A bit of surprisingly good news for Democrats in what has otherwise been a very bad few weeks: PPP now finds the Pennsylvania Senate race effectively tied. Democrat Joe Sestak leads Republican Pat Toomey by a single point. PPP (PDF) (10/17-18) Joe Sestak (D) 46 Pat Toomey (R) 45 Undecided 9 What is helping Sestak [...]
|By: Jon Walker Monday October 18, 2010 5:21 pm|
With Proposition 19, the initiative to legalize and regulate marijuana, on the California ballot, the big political question is: can the initiative be a driver of voter turnout ? This is not only important for the success or failure of the ballot measure, but could potentially affect both the highly contested California governor and Senate [...]

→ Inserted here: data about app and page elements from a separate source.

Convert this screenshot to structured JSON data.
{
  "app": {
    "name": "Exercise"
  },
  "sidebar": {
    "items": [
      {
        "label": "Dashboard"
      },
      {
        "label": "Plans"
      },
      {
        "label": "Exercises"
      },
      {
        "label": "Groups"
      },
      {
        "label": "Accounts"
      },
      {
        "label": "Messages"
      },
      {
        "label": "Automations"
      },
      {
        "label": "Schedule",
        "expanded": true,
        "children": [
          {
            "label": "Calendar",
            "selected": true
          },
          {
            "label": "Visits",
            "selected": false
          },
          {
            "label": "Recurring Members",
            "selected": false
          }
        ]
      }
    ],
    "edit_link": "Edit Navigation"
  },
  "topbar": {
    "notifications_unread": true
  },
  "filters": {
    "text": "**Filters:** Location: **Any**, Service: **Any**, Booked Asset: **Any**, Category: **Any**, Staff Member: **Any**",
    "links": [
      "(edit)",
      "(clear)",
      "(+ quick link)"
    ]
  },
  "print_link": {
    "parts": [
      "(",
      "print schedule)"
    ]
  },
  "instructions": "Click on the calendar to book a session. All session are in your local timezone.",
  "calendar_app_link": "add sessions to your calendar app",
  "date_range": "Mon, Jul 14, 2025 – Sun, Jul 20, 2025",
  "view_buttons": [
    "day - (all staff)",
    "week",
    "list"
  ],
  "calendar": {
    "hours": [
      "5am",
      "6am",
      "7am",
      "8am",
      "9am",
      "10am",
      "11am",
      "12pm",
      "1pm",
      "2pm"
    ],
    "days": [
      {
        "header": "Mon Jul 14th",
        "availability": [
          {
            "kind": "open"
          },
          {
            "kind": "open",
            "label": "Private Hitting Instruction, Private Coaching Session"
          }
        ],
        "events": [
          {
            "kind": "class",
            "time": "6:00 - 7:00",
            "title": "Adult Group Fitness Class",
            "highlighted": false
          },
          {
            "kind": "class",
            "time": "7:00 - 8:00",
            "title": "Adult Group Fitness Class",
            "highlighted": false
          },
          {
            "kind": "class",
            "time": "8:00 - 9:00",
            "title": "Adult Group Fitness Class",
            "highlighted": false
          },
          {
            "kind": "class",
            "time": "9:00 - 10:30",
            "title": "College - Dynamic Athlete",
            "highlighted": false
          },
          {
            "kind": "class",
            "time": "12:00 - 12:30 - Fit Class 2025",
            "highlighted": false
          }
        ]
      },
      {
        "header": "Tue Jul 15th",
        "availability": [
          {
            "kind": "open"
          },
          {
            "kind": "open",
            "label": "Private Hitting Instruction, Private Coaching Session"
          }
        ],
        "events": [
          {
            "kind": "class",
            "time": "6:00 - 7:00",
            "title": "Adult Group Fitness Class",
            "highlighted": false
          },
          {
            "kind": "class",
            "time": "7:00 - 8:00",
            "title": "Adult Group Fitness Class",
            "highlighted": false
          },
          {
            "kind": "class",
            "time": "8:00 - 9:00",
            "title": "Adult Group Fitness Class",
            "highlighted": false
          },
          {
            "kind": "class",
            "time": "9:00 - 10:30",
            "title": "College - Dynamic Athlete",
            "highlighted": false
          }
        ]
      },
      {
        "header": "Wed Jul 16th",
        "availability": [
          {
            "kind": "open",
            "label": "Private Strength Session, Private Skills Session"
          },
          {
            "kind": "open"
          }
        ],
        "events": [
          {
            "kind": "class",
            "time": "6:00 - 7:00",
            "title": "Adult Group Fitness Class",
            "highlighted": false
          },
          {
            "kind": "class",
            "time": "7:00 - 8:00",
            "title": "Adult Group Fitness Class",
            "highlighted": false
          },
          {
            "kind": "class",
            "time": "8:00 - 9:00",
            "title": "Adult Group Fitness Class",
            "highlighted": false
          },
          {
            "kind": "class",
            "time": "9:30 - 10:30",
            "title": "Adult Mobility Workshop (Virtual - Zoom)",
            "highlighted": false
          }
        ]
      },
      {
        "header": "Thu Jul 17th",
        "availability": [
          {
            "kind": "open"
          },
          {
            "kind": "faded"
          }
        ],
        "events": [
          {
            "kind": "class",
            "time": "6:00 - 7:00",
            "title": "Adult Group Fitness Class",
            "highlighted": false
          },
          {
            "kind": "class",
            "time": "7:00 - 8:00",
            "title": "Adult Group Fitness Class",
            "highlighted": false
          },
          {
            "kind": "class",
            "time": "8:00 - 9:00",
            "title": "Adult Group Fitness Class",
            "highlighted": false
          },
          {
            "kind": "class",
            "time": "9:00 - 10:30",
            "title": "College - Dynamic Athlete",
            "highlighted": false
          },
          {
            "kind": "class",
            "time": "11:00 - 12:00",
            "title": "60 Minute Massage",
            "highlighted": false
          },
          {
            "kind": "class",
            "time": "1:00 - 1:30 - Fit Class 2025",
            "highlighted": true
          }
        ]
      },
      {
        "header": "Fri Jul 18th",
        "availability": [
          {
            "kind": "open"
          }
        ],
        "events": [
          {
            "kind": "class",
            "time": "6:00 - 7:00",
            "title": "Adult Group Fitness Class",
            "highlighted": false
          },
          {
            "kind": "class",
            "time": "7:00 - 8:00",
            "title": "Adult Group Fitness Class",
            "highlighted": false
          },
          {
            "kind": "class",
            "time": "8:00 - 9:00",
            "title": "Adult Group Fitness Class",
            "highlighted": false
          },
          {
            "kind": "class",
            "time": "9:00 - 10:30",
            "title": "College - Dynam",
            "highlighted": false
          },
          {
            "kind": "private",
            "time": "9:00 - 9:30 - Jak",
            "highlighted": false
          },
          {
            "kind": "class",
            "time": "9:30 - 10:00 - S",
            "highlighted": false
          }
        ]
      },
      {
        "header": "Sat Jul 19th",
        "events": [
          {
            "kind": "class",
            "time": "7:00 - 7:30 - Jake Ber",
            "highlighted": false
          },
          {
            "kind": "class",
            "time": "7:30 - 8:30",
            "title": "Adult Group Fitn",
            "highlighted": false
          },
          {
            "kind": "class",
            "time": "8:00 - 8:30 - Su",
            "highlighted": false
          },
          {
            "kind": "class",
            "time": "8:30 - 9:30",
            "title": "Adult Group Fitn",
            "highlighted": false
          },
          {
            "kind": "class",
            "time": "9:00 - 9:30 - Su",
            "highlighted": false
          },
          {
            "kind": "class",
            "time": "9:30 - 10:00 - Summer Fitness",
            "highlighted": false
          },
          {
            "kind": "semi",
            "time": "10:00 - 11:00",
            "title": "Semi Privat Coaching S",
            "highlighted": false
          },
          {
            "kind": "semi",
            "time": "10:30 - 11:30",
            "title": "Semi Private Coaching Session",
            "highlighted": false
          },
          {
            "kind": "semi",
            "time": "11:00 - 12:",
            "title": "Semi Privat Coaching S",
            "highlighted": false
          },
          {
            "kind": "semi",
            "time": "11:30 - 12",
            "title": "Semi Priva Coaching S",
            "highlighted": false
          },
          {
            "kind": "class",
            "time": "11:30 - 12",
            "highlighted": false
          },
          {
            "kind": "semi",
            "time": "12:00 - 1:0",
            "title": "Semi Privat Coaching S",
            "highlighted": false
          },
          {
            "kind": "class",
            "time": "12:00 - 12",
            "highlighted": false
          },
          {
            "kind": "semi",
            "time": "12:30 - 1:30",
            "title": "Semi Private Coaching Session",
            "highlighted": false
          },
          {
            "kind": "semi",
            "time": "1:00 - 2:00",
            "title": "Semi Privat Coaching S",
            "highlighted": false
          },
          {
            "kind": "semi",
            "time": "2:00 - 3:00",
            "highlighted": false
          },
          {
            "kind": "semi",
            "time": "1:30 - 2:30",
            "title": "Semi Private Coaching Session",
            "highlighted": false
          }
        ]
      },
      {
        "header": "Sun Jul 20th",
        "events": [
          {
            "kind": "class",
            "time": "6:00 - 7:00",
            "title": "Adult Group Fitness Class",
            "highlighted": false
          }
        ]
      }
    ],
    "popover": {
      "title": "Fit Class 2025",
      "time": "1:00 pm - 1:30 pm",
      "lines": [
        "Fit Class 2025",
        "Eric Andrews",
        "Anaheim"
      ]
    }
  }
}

|By: Jon Walker Wednesday October 6, 2010 6:39 pm|
The Senate race in Nevada remains incredibly tight according to the latest survey from CNN/Time Opinion Research. The poll also found that Harry Reid is being badly hurt by disintrest from Democratic-leaning voters adversely affecting projected turnout this year in Nevada. CNN/Time Opinion Research (PDF) (10/1-5) Likely Voters Harry Reid (D) 40 Sharron Angle (R) [...]
|By: Jon Walker Tuesday September 28, 2010 7:15 pm|
According to a study by the New Organizing Institute of likely 2010 turnout demographics, things look bad for Democrats. Their research shows that, in addition to some long-term trends that hurt Democrats in midterm elections, like a substantial decline in youth turnout, there are some worrying signs for this year in particular, like a projected [...]
|By: Jon Walker Friday August 13, 2010 11:30 am|
If the “undecideds” in most polls are people who seem to strongly disapprove of both major parties, I think it is legitimate to speculate whether they will even bother to vote this November.
|By: Jon Walker Wednesday August 11, 2010 6:30 pm|
According to a new Pew Research poll (PDF) of registered voters in the upcoming congressional election, 45 percent are leaning Democratic while 44 percent are leaning Republican. This does not bode well for Democrats, since they need to be have a significant lead in the generic ballot if they hope to hold onto their large majorities in the House and Senate. At the same time, these numbers don’t point to a massive Republican wave. By comparison, at about this same time in 2006, Democrats led Republicans 50 percent to 39 percent.